Fourth, apart from restrictions of market neutrality, liquidity, regulation and risk, Global Macro investing has relatively few investment restrictions. This implies that macro themes can be constructed both long and short in a global context across all liquid assets. The portfolio construction also centers around risk allocation to macro themes and macro risks rather than capital allocation. A 10% underweight in equities is very different than a 10% underweight in bonds when measured in risk units, as equities are much more volatile than bonds.

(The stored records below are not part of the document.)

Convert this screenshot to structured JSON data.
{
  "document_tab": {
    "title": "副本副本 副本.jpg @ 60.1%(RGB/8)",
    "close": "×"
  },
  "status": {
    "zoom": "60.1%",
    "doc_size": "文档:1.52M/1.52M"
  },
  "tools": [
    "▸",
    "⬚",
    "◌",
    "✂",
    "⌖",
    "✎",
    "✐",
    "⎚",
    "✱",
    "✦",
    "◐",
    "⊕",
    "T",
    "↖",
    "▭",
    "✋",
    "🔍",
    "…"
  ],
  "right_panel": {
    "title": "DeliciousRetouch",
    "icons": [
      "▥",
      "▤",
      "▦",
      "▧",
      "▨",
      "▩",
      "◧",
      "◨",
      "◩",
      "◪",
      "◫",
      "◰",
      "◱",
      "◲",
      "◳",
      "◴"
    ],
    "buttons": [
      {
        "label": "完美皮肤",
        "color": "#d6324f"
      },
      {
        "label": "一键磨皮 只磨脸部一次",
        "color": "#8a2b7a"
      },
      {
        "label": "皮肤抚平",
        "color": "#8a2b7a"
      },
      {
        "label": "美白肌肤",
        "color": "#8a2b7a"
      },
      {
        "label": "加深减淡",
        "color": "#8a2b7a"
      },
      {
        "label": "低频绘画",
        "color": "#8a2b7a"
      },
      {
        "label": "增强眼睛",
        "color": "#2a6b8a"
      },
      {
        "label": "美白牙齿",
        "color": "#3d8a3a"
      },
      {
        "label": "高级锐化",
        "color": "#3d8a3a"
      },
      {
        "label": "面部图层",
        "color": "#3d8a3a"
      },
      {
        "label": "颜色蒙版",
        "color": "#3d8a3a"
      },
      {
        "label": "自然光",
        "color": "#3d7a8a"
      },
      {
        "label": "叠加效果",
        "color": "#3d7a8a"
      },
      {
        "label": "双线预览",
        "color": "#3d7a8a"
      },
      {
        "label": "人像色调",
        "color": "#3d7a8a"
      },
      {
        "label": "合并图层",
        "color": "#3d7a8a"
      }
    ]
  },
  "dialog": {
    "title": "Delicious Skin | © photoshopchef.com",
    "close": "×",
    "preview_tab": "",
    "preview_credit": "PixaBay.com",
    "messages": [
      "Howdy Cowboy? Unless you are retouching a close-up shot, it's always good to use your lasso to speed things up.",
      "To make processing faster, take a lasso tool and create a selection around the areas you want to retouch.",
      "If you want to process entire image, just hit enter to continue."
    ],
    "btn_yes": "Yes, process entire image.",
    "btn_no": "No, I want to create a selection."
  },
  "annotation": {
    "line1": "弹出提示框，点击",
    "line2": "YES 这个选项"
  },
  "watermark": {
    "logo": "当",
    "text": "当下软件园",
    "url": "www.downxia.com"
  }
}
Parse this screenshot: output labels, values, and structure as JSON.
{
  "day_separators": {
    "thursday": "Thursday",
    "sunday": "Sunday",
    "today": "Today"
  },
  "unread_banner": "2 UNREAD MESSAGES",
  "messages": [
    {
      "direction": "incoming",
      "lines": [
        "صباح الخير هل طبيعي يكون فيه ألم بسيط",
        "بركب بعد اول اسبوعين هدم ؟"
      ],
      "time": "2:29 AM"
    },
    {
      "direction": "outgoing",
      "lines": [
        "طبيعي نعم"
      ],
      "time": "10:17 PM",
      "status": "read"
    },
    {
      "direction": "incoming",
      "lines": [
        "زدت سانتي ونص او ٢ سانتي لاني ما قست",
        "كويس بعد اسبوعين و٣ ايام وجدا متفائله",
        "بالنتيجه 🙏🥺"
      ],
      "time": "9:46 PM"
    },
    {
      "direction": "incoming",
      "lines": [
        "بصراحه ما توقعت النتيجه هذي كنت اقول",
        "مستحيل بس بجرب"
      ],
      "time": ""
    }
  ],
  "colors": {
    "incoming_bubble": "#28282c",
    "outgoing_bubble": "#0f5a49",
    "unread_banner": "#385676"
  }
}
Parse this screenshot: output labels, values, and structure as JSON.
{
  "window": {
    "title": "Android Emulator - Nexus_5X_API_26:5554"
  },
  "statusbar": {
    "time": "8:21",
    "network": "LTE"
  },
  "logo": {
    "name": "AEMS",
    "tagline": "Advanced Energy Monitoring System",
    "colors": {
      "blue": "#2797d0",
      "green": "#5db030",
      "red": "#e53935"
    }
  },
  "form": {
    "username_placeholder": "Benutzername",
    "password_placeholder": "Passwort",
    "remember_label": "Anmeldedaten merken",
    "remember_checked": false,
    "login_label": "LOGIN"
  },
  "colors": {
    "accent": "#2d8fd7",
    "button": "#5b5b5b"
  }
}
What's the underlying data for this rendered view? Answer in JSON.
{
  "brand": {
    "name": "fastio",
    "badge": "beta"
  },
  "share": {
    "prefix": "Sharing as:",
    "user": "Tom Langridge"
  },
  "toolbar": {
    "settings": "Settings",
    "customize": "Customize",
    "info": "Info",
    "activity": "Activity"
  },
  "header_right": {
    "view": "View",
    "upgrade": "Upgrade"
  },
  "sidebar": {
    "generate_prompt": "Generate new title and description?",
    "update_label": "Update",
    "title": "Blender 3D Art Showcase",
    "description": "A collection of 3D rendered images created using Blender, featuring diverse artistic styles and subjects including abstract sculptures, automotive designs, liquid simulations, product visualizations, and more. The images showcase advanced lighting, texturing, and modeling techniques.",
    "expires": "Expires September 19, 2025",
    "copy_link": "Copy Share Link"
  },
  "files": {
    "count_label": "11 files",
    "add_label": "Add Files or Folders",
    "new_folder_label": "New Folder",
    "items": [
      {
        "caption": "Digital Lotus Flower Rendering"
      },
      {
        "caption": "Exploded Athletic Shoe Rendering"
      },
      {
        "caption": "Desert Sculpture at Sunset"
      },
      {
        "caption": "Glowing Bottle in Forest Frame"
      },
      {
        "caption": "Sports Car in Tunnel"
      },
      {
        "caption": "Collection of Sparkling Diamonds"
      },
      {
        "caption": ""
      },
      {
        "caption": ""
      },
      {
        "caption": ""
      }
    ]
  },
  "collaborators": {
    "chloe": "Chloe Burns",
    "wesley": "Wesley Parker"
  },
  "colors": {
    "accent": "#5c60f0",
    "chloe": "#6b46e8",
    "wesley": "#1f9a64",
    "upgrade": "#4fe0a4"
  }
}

Fifth, Macro dynamics are a rich source of returns that can be extracted both discretionary and systematically. Discretionary traders will typically focus on a limited universe of opportunities, but a quantitative or systematic approach can apply insights to a much broader universe. Cycles and changing fundamentals create return momentum, dislocations and other phenomena across global markets. Systematic techniques are able to monetize this in an efficient way. These systems are not just applicable to the major markets, but also to the wide universe of tradable instruments, cross-asset relations and curves. Rule-based dynamic exposure to market direction and asset rotation is another area that is able to generate diversifying returns.
What to do if anything happens that is currently “unthinkable”? The answer starts with awareness of the situation and knowledge about the sensitivity of your static strategic asset mix to different scenarios or regime shifts. This is basically what Global Macro investors have always been doing in their macro stress-test analyses. We think that by being active in Global Macro or GTAA strategies, one can better understand the dynamics of changing investment environments and the implication for future expected returns which are elements of such a macro stress test.
There are many ways to use insights from Global Macro: one can translate the manager’s macro insights to portfolio management at the top level. Dynamic strategic asset allocation can be improved by using rules that have proven themselves in systematic macro strategies. These rules can be modified in a way that can be applied in overlay management or rebalancing techniques. Also, currency management can act as a significant layer of risk mitigation and market intelligence can be used to improve the portfolio balance. In those ways, a Global Macro perspective towards portfolio construction and the exposure to Global Macro strategies can help building a more robust portfolio when thinking about the unthinkable and when other asset classes disappoint.
- De auteurs zijn allen werkzaam bij Capstone Investment Advisors. Dr. Roy Hoevenaars als Portfolio Manager, Dr. Pieter Jelle van der Sluis als CIO Quantitative Strategies en Gerlof de Vrij als CEO/CIO. Het artikel is op persoonlijke titel geschreven.